December 28, 2010

A friend at
church asked me to help with her son's project for a college psychology class.
He was studying the criminal mindset of women inmates and needed a control
group to compare them with. So his mom handed out the survey to adult women at
our church.

I answered
the questions as honestly as I could. Yes, I believe there are systemic issues
that keep people in poverty. Yes, I believe people of color are sometimes
treated unfairly by our judicial system.

A few weeks
later my friend mentioned that her son was surprised by the results from our
control group: we scored extremely high on having a criminal mindset. Now, I
don't know much about the methodology. The test is apparently a standard survey
developed and approved by boards to judge "criminal thinking." But I was
offended by the results.

I tried to
answer the questions from a Christian perspective. I care about things like
liberation of the oppressed, fairness for the poor and acceptance of the ethnic
other. I try to be educated about places 
where injustice is present so that I can work for justice, encompassing
righteousness, mercy and reconciliation.

But by
following our church's biblical emphasis on breaking the chains of injustice,
we church ladies were pegged as thinking like criminals. 

unsettling until I remember that Jesus was arrested, tried and executed by a
society that saw his message of economic reversal and love for the poor and the
oppressed as criminal too. Then I realize how countercultural Christianity
really is.


"Criminal" mindset

The survey must have been skewed to evaluate the answers not as sympathetic but rather as endorsement of certain behaviors.

--Pat Pope

"Criminal Thinking"

The 'skewing' mentioned earlier is a significant problem. Much of the 'cognitive-behavioral' therapy of criminal offenders would tag those responses as representing "entitlement issues" and a refusal to take responsibility for one's own actions.
This, for me as both a Christian and a psychotherapist, points to the need for persons of faith to educate themselves and become involved in the issues of criminal justice and offender re-entry so as to represent a view point that holds persons responsible, addresses systemic issues, and believes in redemption and recovery.
-Stephen Price

"Criminal Mindset"

"Criminal mindset?" according to whom? I'd like to see who drew up the test and its methodology. That would be fascinating!

Criminal Mindset

The difference between the Christian women (presumably non-inmate Christian women) and the criminal women (inmates) is in their vantage point or literal (real-life, physical) position relative to the issues in question, and, most importantly, in their literal (real-life, physical) responses.

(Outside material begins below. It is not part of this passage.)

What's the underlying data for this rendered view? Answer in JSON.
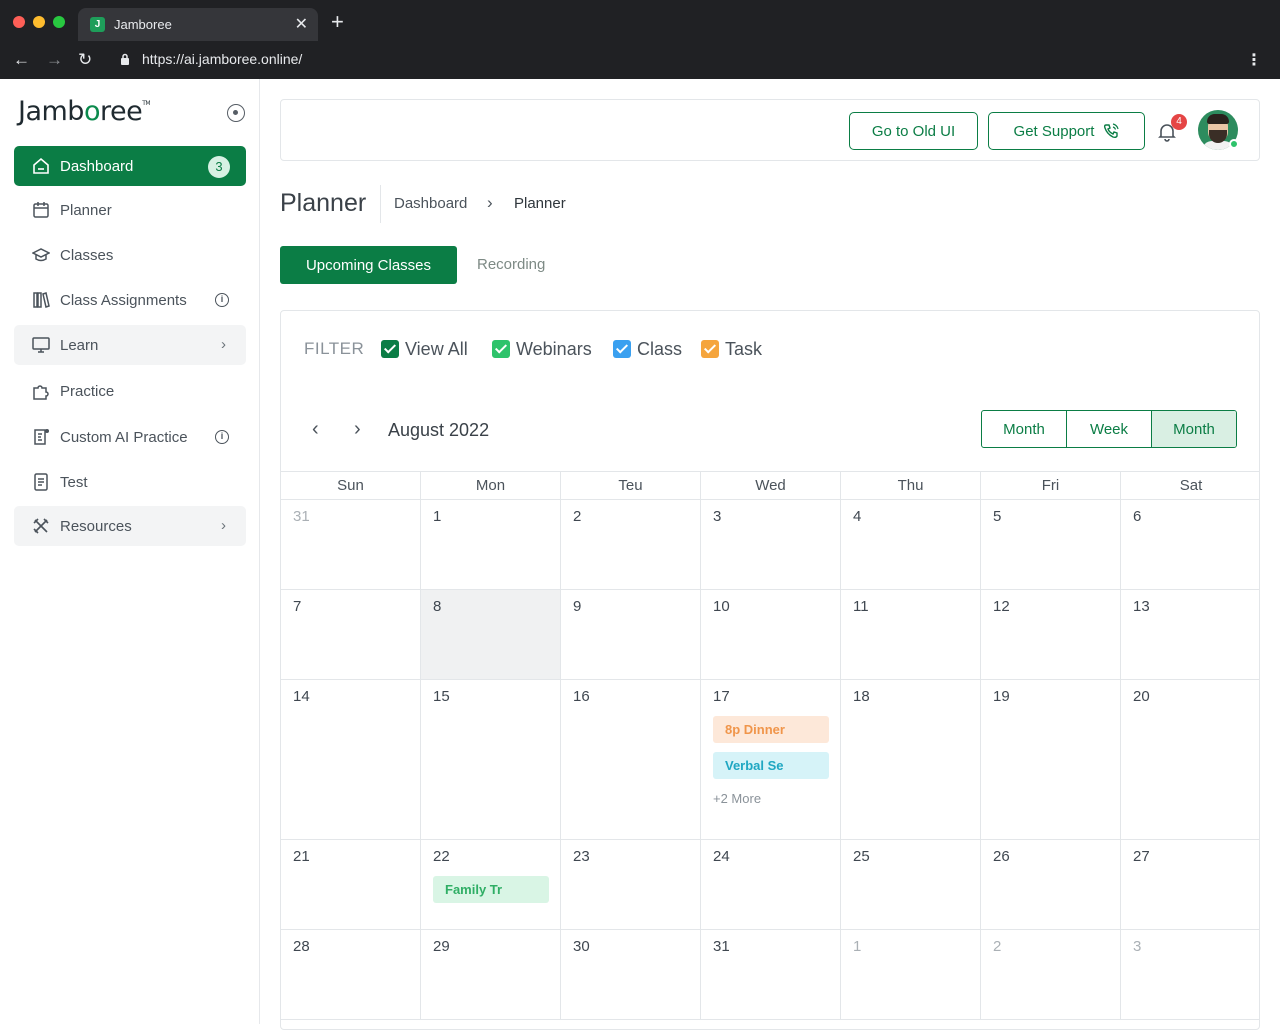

If we Christian women respond only with position statements, the bigger crime may be our benign responses.